Interface dataset entries:
========================================================================
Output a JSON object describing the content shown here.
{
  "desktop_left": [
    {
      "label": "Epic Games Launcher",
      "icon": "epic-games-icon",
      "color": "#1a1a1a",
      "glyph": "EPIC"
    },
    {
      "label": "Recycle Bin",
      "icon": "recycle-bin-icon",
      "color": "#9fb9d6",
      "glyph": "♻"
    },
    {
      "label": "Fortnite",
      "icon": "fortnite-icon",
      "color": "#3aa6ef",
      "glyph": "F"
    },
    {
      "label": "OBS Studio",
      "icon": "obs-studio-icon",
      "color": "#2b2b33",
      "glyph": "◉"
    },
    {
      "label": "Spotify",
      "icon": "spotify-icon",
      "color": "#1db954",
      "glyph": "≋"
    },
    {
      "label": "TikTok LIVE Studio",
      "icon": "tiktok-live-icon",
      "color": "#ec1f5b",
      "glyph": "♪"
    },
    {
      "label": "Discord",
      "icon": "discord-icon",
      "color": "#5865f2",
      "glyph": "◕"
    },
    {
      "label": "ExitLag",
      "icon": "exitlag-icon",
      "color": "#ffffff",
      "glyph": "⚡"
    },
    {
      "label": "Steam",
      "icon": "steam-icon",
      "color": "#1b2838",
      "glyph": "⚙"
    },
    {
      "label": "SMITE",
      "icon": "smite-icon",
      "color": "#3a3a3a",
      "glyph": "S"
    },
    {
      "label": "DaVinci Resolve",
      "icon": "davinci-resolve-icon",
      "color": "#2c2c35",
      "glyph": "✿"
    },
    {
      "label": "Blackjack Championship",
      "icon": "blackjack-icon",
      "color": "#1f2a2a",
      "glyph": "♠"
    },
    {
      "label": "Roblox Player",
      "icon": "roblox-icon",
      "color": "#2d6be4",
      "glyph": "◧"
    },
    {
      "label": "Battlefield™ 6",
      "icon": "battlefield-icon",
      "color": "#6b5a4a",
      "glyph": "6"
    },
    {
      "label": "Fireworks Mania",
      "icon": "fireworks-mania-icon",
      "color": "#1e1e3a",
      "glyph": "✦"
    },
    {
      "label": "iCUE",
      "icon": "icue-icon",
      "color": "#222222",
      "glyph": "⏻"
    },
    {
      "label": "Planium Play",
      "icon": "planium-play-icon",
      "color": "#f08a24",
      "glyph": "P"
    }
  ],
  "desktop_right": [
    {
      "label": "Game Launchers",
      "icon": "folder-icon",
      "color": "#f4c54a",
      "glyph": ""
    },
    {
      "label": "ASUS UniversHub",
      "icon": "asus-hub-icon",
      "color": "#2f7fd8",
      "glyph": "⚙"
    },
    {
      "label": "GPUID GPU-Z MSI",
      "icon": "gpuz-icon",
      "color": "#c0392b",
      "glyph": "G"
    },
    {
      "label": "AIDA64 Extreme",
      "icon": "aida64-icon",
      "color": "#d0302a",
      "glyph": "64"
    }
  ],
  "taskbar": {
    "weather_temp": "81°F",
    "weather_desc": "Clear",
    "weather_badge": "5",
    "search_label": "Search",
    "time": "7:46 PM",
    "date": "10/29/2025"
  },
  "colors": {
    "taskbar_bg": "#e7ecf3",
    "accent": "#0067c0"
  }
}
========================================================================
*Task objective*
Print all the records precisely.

*Task output*
Output a JSON object describing the content shown here.
{
  "desktop_left": [
    {
      "label": "Epic Games Launcher",
      "icon": "epic-games-icon",
      "color": "#1a1a1a",
      "glyph": "EPIC"
    },
    {
      "label": "Recycle Bin",
      "icon": "recycle-bin-icon",
      "color": "#9fb9d6",
      "glyph": "♻"
    },
    {
      "label": "Fortnite",
      "icon": "fortnite-icon",
      "color": "#3aa6ef",
      "glyph": "F"
    },
    {
      "label": "OBS Studio",
      "icon": "obs-studio-icon",
      "color": "#2b2b33",
      "glyph": "◉"
    },
    {
      "label": "Spotify",
      "icon": "spotify-icon",
      "color": "#1db954",
      "glyph": "≋"
    },
    {
      "label": "TikTok LIVE Studio",
      "icon": "tiktok-live-icon",
      "color": "#ec1f5b",
      "glyph": "♪"
    },
    {
      "label": "Discord",
      "icon": "discord-icon",
      "color": "#5865f2",
      "glyph": "◕"
    },
    {
      "label": "ExitLag",
      "icon": "exitlag-icon",
      "color": "#ffffff",
      "glyph": "⚡"
    },
    {
      "label": "Steam",
      "icon": "steam-icon",
      "color": "#1b2838",
      "glyph": "⚙"
    },
    {
      "label": "SMITE",
      "icon": "smite-icon",
      "color": "#3a3a3a",
      "glyph": "S"
    },
    {
      "label": "DaVinci Resolve",
      "icon": "davinci-resolve-icon",
      "color": "#2c2c35",
      "glyph": "✿"
    },
    {
      "label": "Blackjack Championship",
      "icon": "blackjack-icon",
      "color": "#1f2a2a",
      "glyph": "♠"
    },
    {
      "label": "Roblox Player",
      "icon": "roblox-icon",
      "color": "#2d6be4",
      "glyph": "◧"
    },
    {
      "label": "Battlefield™ 6",
      "icon": "battlefield-icon",
      "color": "#6b5a4a",
      "glyph": "6"
    },
    {
      "label": "Fireworks Mania",
      "icon": "fireworks-mania-icon",
      "color": "#1e1e3a",
      "glyph": "✦"
    },
    {
      "label": "iCUE",
      "icon": "icue-icon",
      "color": "#222222",
      "glyph": "⏻"
    },
    {
      "label": "Planium Play",
      "icon": "planium-play-icon",
      "color": "#f08a24",
      "glyph": "P"
    }
  ],
  "desktop_right": [
    {
      "label": "Game Launchers",
      "icon": "folder-icon",
      "color": "#f4c54a",
      "glyph": ""
    },
    {
      "label": "ASUS UniversHub",
      "icon": "asus-hub-icon",
      "color": "#2f7fd8",
      "glyph": "⚙"
    },
    {
      "label": "GPUID GPU-Z MSI",
      "icon": "gpuz-icon",
      "color": "#c0392b",
      "glyph": "G"
    },
    {
      "label": "AIDA64 Extreme",
      "icon": "aida64-icon",
      "color": "#d0302a",
      "glyph": "64"
    }
  ],
  "taskbar": {
    "weather_temp": "81°F",
    "weather_desc": "Clear",
    "weather_badge": "5",
    "search_label": "Search",
    "time": "7:46 PM",
    "date": "10/29/2025"
  },
  "colors": {
    "taskbar_bg": "#e7ecf3",
    "accent": "#0067c0"
  }
}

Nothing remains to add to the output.